One of the first women to wear a one-piece swimsuit was the Australian professional swimmer, Annette Kellerman, in the early 1900s. 

A champion swimmer and pioneer of synchronised swimming, she went on to become a vaudeville star and actress and was the first women to appear nude in a Hollywood movie. Nicknamed the Underwater Ballerina, she claimed she was once arrested was arrested on a Boston beach for wearing a one-piece swimsuit with her arms and legs uncovered but she appears to have invented the story. 

In any event her swimming costumes were so popular she started her own swimwear brand. The swimsuits were similar to  what male swimmers wore at the time, with fabric covering the arms and legs and known as ‘the Annette Kellerman.’ 

In the 1912 Olympic Games in Stockholm, women’s swimming was introduced for the first time, with participants wearing swimsuits similar to Kellerman’s pioneering design.

The shifting of social attitudes and the increased popularity of recreational and competitive swimming meant that tight fitting swimsuits would not go away. In 1913 Carl Jantzen, the co-founder of a small knitting company in Portland, Oregon, designed a rowing suit made of wool and using a rubber-like material that maintained its shape wet or dry.

This ‘rib stitch’ innovation proved popular among swimmers, prompting the company to market them as ‘bathing suits.’ These ‘Jantzens’ created a national sensation across the United States, while the renamed Jantzen Knitting Company’s brand was instantly recognisable from their Red Diving Girl range of swimsuits, a name first coined by Jantzen in 1921. 

Initially Jantzen’s swimsuits were primarily worn by competitive swimmers, but saw wider adoption in the 1920s-30s as form and function continued to take precedence over modesty. The development of new materials such as latex and nylon ensured an ever-tighter fit. 

When Was The Bikini Invented?

As women ditched their corsets for bras, swimsuit designers began to take off even more material, making two piece suits with plunging necklines and short sleeves. This phenomenon accelerated in World War Two with the demand of material for the war effort.

In 1942 the US War Production Board mandated a 10% reduction in the amount of fabric used for women’s beachwear, prompting manufacturers to make two piece suits with bare midriffs.

The fabric shortage continued after the war, and in 1946 the Frenchman Louis Reard invented the bikini, inspired by the women he saw rolling up the edges of their swimsuits in a beach in St Tropez for a better tan. Reard announced his invention on 5 July 1946 in Paris, a few days after the first test of an American nuclear device at Bikini Atoll, thus naming it the bikini on account of the explosive effect the new design.

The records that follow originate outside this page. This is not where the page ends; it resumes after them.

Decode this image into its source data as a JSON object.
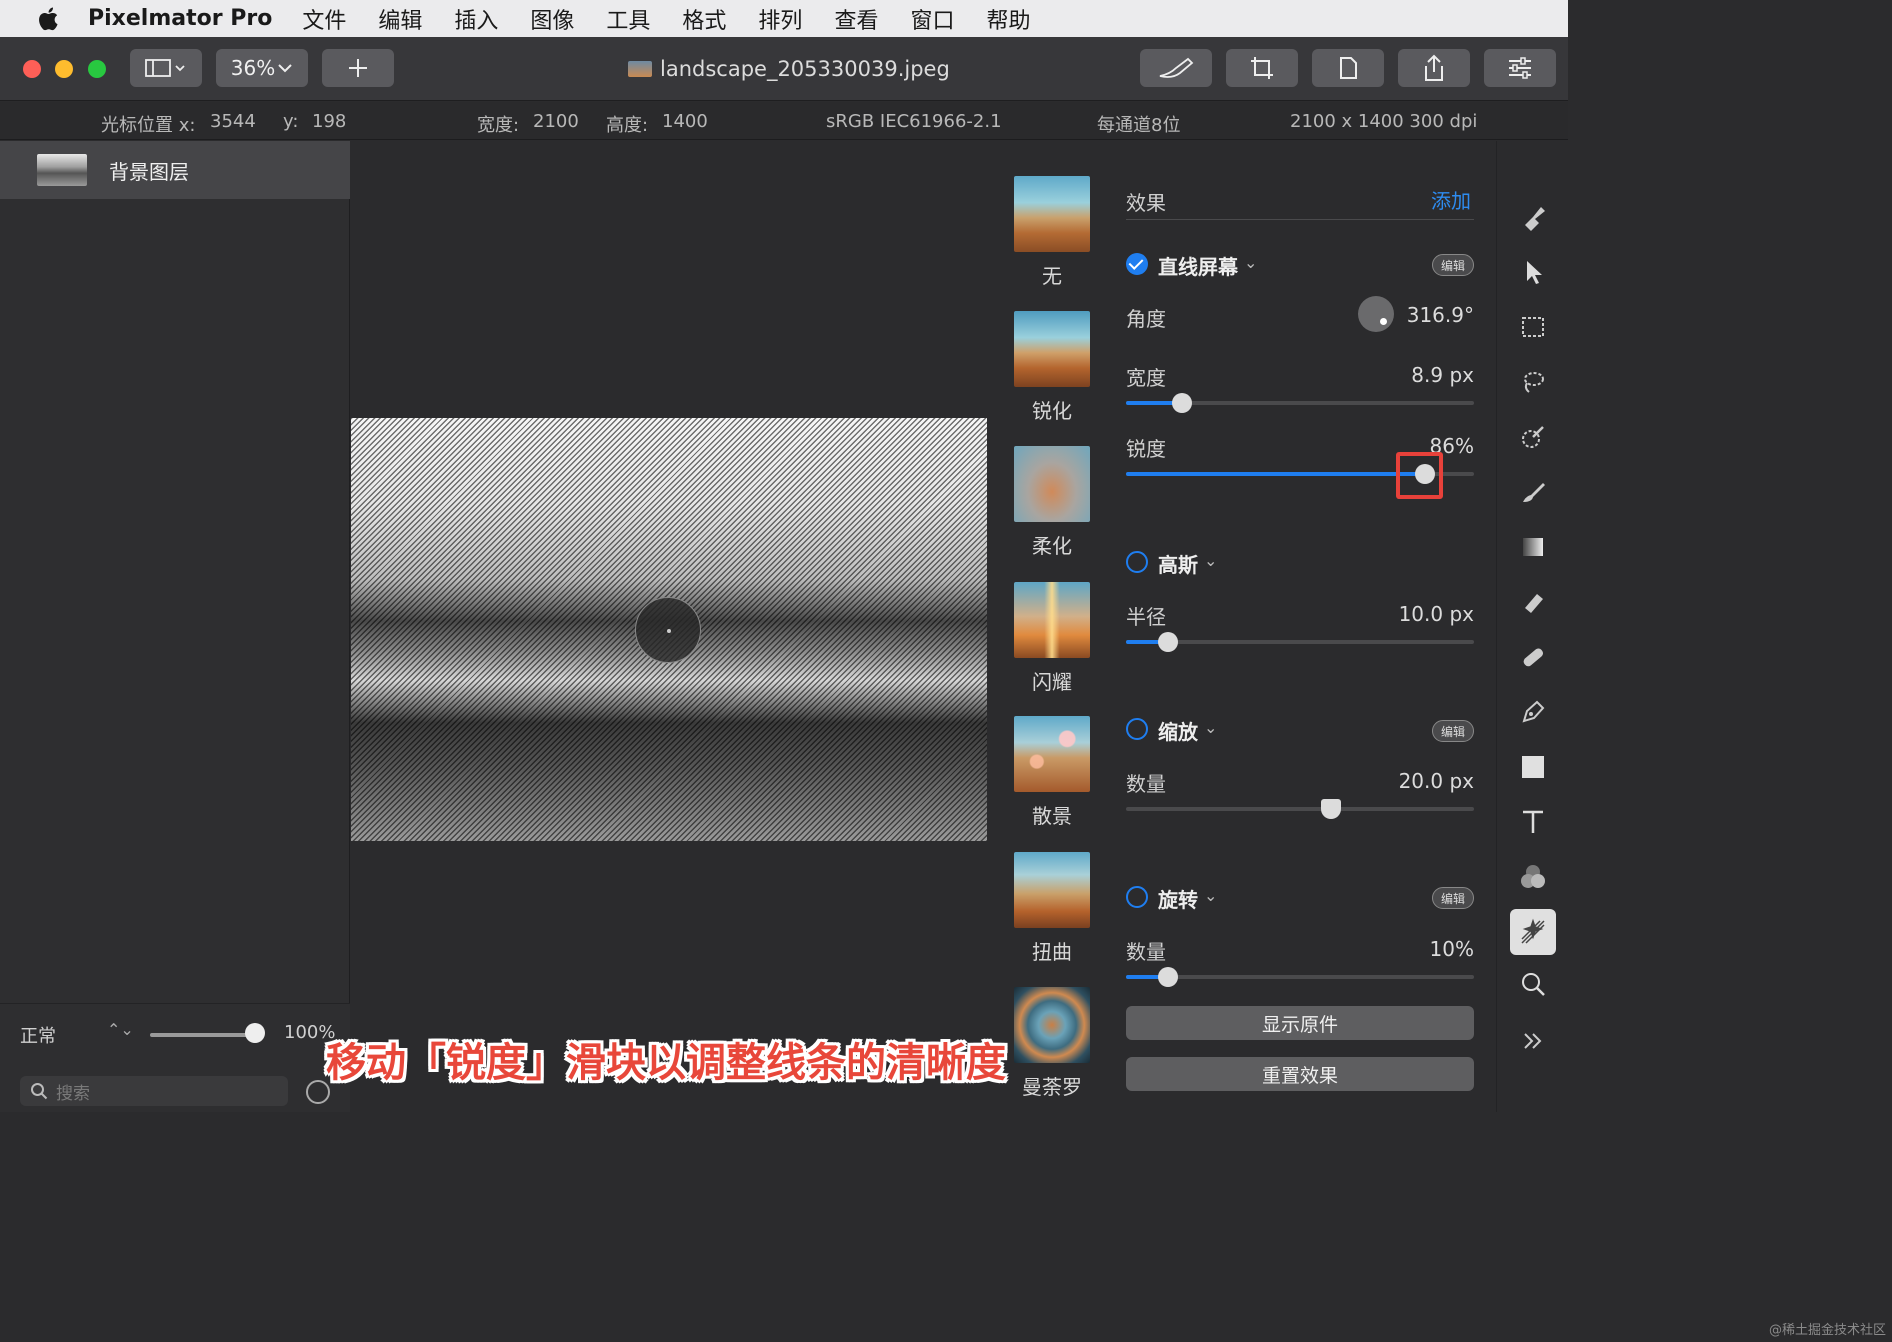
{
  "menubar": {
    "app": "Pixelmator Pro",
    "items": [
      "文件",
      "编辑",
      "插入",
      "图像",
      "工具",
      "格式",
      "排列",
      "查看",
      "窗口",
      "帮助"
    ]
  },
  "toolbar": {
    "zoom": "36%",
    "document_title": "landscape_205330039.jpeg",
    "traffic_colors": [
      "#fe5f57",
      "#febc2e",
      "#28c840"
    ]
  },
  "infobar": {
    "cursor_label": "光标位置 x:",
    "cursor_x": "3544",
    "cursor_y_label": "y:",
    "cursor_y": "198",
    "width_label": "宽度:",
    "width": "2100",
    "height_label": "高度:",
    "height": "1400",
    "profile": "sRGB IEC61966-2.1",
    "depth": "每通道8位",
    "size": "2100 x 1400 300 dpi"
  },
  "layers": {
    "items": [
      {
        "name": "背景图层"
      }
    ],
    "blend_mode": "正常",
    "opacity": "100%",
    "opacity_fraction": 1.0,
    "search_placeholder": "搜索"
  },
  "effects_browser": {
    "items": [
      {
        "label": "无"
      },
      {
        "label": "锐化"
      },
      {
        "label": "柔化"
      },
      {
        "label": "闪耀"
      },
      {
        "label": "散景"
      },
      {
        "label": "扭曲"
      },
      {
        "label": "曼荼罗"
      }
    ]
  },
  "panel": {
    "title": "效果",
    "add_label": "添加",
    "edit_label": "编辑",
    "effects": [
      {
        "name": "直线屏幕",
        "enabled": true,
        "params": [
          {
            "label": "角度",
            "value": "316.9°"
          },
          {
            "label": "宽度",
            "value": "8.9 px",
            "fraction": 0.16
          },
          {
            "label": "锐度",
            "value": "86%",
            "fraction": 0.86
          }
        ]
      },
      {
        "name": "高斯",
        "enabled": false,
        "params": [
          {
            "label": "半径",
            "value": "10.0 px",
            "fraction": 0.12
          }
        ]
      },
      {
        "name": "缩放",
        "enabled": false,
        "params": [
          {
            "label": "数量",
            "value": "20.0 px",
            "fraction": 0.59
          }
        ]
      },
      {
        "name": "旋转",
        "enabled": false,
        "params": [
          {
            "label": "数量",
            "value": "10%",
            "fraction": 0.12
          }
        ]
      }
    ],
    "show_original": "显示原件",
    "reset_effects": "重置效果"
  },
  "caption": "移动「锐度」滑块以调整线条的清晰度",
  "watermark": "@稀土掘金技术社区"
}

The scandalous nature of Reard’s new design was because it was the first two piece swimsuit to reveal a woman’s navel. Since no models were willing to appear in it, Reard was forced to hire a nude dancer to model his creation. 

The bikini was by no means an overnight success, and was only adopted by upper-class European women. It was denounced by the Pope and duly banned in Catholic majority countries including Belgium, Italy, and Spain.

Most women continued to favour the standard two-piece swimsuit, with most of American society denouncing the bikini as an example of French decadence. American swimsuit mogul Fred Cole told Time in 1950 that “French girls have short legs… Swimsuits have to be hiked up at the sides to make their legs look longer.” 

This did not prevent actresses such as Brigitte Bardot, Sophia Loren, Marilyn Monroe, and Raquel Welch from appearing in bikinis to enhance their sex appeal. Bardot in particular made a significant contribution to the popularity of the bikini in Europe during the 1950s, wearing a bikini to the Cannes Film Festival in 1953, but it was only during the sexual revolution of the 1960s that American women embraced the bikini. 

Swimwear In The 21st Century

While the bikini remains an iconic piece of swimwear, as with lingerie, swimsuits have evolved to fit many shapes and sizes, giving women far more choice. As environmental concerns rise up the social and political agenda, more brands have introduced eco-friendly swimwear ranges.

Indeed, Brigitte Bardot continues to be at the forefront of innovations in swimwear, having launched her own range of eco-friendly swimwear and lingerie in 2015. 

April 24, 2024
Tags: Blog